- Awards: 1st Prize for Americans, Photo Book Festival Kassel, 2010; Art Directors Club Germany, Appreciation for Ads, 2003; Fellowship Villa Aurora, Los Angeles
- Publications: Surf Fiction, White Press, Freiburg, 2014; American, Seltmann und Söhne, Berlin, 2010
”Für immer jung”, Deutsches Historisches Museum, Berlin 2011
“Translatlantische Impulse”, Martin-Gropius-Bau, Berlin 2005
“Form Follows Function”, Fotobiennale, Rotterdam 2000
“With my portraits, I’m in a kind of gray area between closeness and distance.“
You’ve taken photos all over the world. At what moment do you pick up your camera?
I want to find a space – something like Miami Beach, where I can spend an intensive amount of time concentrating, where I can get sucked into a certain vortex. I’ve also shot in Berlin in the last few years, but leaving for other locations results in a sharpness of perception, and thereby, very dynamic work. I need good tension, something that fascinates and attracts me, but also contains strong contradictions.
You once said that the entire world is turning into Los Angeles. What did you mean?
I experienced Los Angeles of the 90s as a living future fantasy: completely real and mediatized at the same time. The title of my book, Surf Fiction, (the focus is on Los Angeles) plays with the concept of science fiction – that is, placing media culture in a relationship with social reality. Even then, the proximity of the film studios was doing something with people and how they lived and presented themselves.
Why are you interested in Los Angeles as a theme?

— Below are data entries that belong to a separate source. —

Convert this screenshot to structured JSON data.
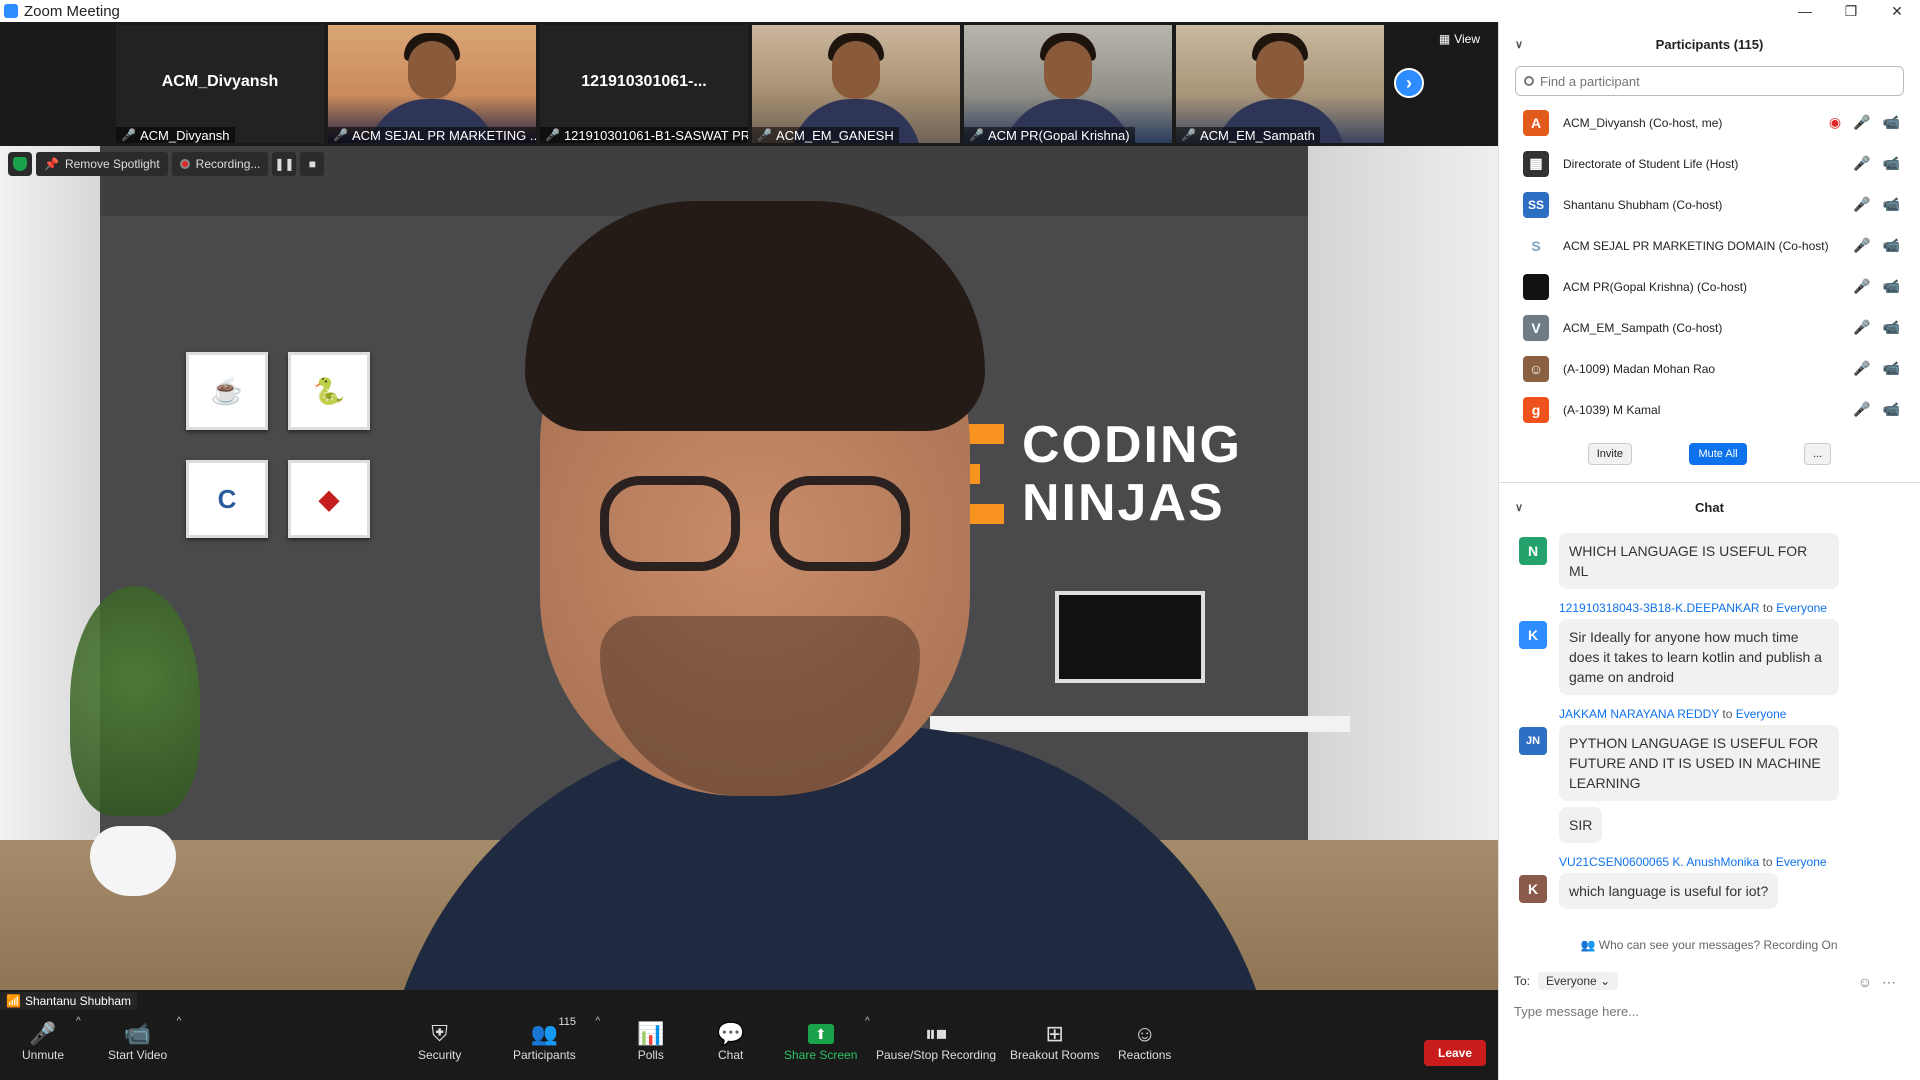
{
  "window": {
    "title": "Zoom Meeting",
    "minimize": "—",
    "maximize": "❐",
    "close": "✕"
  },
  "strip": {
    "thumbs": [
      {
        "label": "ACM_Divyansh",
        "big": "ACM_Divyansh"
      },
      {
        "label": "ACM  SEJAL PR MARKETING ...",
        "big": ""
      },
      {
        "label": "121910301061-B1-SASWAT PR...",
        "big": "121910301061-..."
      },
      {
        "label": "ACM_EM_GANESH",
        "big": ""
      },
      {
        "label": "ACM PR(Gopal Krishna)",
        "big": ""
      },
      {
        "label": "ACM_EM_Sampath",
        "big": ""
      }
    ],
    "view_label": "View"
  },
  "spotlight": {
    "remove_label": "Remove Spotlight",
    "recording_label": "Recording..."
  },
  "speaker_name": "Shantanu Shubham",
  "background_brand": {
    "line1": "CODING",
    "line2": "NINJAS"
  },
  "toolbar": {
    "unmute": "Unmute",
    "start_video": "Start Video",
    "security": "Security",
    "participants": "Participants",
    "participants_count": "115",
    "polls": "Polls",
    "chat": "Chat",
    "share_screen": "Share Screen",
    "pause_stop": "Pause/Stop Recording",
    "breakout": "Breakout Rooms",
    "reactions": "Reactions",
    "leave": "Leave"
  },
  "participants_panel": {
    "title": "Participants (115)",
    "search_placeholder": "Find a participant",
    "people": [
      {
        "name": "ACM_Divyansh (Co-host, me)",
        "avatar": "A",
        "color": "#e25a1c"
      },
      {
        "name": "Directorate of Student Life (Host)",
        "avatar": "▦",
        "color": "#333333"
      },
      {
        "name": "Shantanu Shubham (Co-host)",
        "avatar": "SS",
        "color": "#2d6fc2"
      },
      {
        "name": "ACM  SEJAL PR MARKETING DOMAIN (Co-host)",
        "avatar": "S",
        "color": "#ffffff"
      },
      {
        "name": "ACM PR(Gopal Krishna) (Co-host)",
        "avatar": "",
        "color": "#111111"
      },
      {
        "name": "ACM_EM_Sampath (Co-host)",
        "avatar": "V",
        "color": "#6f7c86"
      },
      {
        "name": "(A-1009) Madan Mohan Rao",
        "avatar": "☺",
        "color": "#8a6040"
      },
      {
        "name": "(A-1039) M Kamal",
        "avatar": "g",
        "color": "#f0521e"
      }
    ],
    "invite": "Invite",
    "mute_all": "Mute All",
    "more": "..."
  },
  "chat": {
    "title": "Chat",
    "messages": [
      {
        "avatar": "N",
        "color": "#23a36b",
        "sender": "",
        "to": "",
        "bubbles": [
          "WHICH LANGUAGE IS USEFUL FOR ML"
        ]
      },
      {
        "avatar": "K",
        "color": "#2d8cff",
        "sender": "121910318043-3B18-K.DEEPANKAR",
        "to": "Everyone",
        "bubbles": [
          "Sir Ideally for anyone how much time does it takes to learn kotlin and publish a game on android"
        ]
      },
      {
        "avatar": "JN",
        "color": "#2d6fc2",
        "sender": "JAKKAM NARAYANA REDDY",
        "to": "Everyone",
        "bubbles": [
          "PYTHON LANGUAGE IS USEFUL FOR FUTURE AND IT IS USED IN MACHINE LEARNING",
          "SIR"
        ]
      },
      {
        "avatar": "K",
        "color": "#8a5a4a",
        "sender": "VU21CSEN0600065 K. AnushMonika",
        "to": "Everyone",
        "bubbles": [
          "which language is useful for iot?"
        ]
      }
    ],
    "to_word": "to",
    "visibility_note": "Who can see your messages? Recording On",
    "to_label": "To:",
    "to_value": "Everyone",
    "input_placeholder": "Type message here..."
  }
}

The original idea was to observe a city or a metropolitan area like a stage and to consider the meanings of scenes and situations. Discussions about Surf Fiction stressed criticisms of American in my photos about and in Los Angeles. My images also contain something voyeuristic and clichéd. However, it was also important to me that the individual was identifiable. Up to that point, my work was critical of America: a fascination with a tensely loaded place was my starting point, but I consolidated the images in a photo editing session so that the work was open to interpretation in many different directions.
In your images from the series “Techno Nineties” it’s almost like you’re in the middle of a rave, these impressive portraits are anything but classic.
In the portraits, which I photographed day and night, I get close to the people, but I’m in a kind of gray area between closeness and distance. I could have gone even closer, photographed even more emotionally, so that you could smell the sweat, the people. Personally, I really like this middle zone.
Do theoretical approaches help you when you’re shooting?
Before and after: yes. When photographing, it’s more about forgetting everything.